What this task involves: Exactly how many lines in the entries contain "photo"? Give that number alone.
··· Supplied information
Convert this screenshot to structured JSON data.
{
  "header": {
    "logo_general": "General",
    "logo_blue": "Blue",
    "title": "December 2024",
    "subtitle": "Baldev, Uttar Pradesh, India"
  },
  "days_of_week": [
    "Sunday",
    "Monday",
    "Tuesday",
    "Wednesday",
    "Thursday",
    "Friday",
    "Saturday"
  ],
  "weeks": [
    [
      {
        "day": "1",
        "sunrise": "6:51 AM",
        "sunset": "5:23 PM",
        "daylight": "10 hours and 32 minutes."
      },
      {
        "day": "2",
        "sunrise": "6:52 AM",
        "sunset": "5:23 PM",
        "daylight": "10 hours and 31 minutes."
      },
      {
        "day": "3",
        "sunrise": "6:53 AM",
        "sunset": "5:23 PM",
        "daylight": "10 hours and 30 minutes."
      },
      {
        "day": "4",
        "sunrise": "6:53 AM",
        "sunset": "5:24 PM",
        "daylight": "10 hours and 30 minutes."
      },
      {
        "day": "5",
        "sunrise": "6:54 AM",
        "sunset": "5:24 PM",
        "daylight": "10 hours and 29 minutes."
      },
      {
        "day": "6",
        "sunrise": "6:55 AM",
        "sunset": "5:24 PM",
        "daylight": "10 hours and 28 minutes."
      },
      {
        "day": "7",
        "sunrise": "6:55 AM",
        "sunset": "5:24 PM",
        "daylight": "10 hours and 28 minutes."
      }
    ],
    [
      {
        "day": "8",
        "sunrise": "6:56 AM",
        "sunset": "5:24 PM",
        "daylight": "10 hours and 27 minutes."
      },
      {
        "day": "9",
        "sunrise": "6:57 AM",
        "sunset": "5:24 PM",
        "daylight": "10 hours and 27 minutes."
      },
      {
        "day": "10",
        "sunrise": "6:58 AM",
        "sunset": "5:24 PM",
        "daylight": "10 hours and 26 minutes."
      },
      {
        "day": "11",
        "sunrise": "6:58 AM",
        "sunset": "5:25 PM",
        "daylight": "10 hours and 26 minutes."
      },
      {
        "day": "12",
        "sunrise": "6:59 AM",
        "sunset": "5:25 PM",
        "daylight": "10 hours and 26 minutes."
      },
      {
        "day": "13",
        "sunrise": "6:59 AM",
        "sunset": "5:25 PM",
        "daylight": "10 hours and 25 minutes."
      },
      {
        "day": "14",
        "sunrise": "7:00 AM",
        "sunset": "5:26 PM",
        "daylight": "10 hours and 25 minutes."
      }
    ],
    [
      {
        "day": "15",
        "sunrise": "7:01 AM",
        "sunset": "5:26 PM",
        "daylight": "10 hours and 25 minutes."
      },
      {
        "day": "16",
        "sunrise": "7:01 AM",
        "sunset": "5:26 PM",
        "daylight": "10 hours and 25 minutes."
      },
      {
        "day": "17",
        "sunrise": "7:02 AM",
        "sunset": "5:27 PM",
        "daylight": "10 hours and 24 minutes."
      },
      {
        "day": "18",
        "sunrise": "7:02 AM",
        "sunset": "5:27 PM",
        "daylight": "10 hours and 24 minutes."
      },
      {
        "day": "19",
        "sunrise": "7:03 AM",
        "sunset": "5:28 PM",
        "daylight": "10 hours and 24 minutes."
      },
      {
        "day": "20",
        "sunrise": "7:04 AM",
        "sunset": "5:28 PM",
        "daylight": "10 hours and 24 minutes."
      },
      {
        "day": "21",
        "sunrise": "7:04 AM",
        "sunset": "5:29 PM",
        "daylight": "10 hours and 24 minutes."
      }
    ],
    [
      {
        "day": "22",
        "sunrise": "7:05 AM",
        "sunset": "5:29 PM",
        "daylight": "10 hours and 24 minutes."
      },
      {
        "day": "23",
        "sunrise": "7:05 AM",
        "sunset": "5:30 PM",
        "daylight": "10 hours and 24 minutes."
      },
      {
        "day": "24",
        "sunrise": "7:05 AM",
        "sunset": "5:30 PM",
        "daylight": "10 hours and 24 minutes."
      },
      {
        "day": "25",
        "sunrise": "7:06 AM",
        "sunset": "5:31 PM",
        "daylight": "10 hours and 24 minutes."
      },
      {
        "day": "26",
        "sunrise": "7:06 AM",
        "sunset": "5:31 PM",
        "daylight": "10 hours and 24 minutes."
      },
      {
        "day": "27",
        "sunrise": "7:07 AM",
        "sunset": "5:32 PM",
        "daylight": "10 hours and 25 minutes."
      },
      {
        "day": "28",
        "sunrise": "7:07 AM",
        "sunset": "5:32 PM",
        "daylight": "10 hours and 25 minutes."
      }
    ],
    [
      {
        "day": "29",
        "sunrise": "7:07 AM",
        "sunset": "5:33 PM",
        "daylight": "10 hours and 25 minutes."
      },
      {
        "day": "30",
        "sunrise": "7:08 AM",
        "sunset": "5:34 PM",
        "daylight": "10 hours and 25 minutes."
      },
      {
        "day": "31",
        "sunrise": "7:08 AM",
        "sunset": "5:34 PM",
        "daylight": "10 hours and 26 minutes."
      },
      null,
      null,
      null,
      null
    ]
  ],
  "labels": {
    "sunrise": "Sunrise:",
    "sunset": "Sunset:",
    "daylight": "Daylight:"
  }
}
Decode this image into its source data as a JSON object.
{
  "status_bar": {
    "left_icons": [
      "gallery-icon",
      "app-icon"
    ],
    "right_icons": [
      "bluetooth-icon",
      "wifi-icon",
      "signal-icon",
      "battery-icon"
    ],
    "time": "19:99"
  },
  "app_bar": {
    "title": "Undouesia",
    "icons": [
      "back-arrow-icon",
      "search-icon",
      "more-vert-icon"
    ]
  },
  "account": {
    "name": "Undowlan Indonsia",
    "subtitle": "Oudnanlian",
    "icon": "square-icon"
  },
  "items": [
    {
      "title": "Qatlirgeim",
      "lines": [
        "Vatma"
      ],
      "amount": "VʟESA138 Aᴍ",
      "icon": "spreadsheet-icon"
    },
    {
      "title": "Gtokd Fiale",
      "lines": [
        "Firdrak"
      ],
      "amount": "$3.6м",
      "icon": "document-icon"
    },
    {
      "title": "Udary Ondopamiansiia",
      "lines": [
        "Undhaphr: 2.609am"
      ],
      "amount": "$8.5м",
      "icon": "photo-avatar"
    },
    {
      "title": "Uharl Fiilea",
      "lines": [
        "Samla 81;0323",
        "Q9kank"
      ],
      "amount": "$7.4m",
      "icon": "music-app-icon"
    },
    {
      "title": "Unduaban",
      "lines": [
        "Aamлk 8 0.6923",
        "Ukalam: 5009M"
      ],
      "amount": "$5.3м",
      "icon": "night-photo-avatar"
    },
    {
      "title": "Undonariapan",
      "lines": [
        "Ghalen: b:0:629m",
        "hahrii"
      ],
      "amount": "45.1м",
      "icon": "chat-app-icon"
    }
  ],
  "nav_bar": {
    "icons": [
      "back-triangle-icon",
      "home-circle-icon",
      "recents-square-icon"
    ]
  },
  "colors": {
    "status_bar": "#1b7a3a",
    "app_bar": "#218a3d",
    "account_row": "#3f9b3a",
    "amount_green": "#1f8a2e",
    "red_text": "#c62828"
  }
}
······
Answer to this task: 2